While China's official comments have indicated official frustration at Mr. Geithner's remarks, they also seemed crafted to avoid appearing to overreact or further escalate the dispute.

China's Ministry of Commerce said China won't rely on they yuan's depreciation to support exports.

"Directing unsubstantiated criticism at China on the exchange-rate issue will only help U.S. protectionism and will not help toward a real solution to the issue," the ministry said in its statement.

1 comment:

The Intellectual Redneck said...

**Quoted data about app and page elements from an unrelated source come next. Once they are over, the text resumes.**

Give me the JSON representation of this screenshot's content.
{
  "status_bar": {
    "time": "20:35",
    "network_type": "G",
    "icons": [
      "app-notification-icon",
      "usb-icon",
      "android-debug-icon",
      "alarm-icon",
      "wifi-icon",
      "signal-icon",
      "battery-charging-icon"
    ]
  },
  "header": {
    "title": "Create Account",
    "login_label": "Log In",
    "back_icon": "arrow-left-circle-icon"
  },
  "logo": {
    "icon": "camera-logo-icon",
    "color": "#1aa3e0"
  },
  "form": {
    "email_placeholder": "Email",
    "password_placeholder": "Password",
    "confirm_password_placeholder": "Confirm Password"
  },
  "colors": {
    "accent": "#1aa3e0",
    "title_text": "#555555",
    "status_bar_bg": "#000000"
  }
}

You can dig all you want, but there is no pony hiding under the Democrat's stimulus manure pile. There is no pony hiding in the stimulus "pile of manure"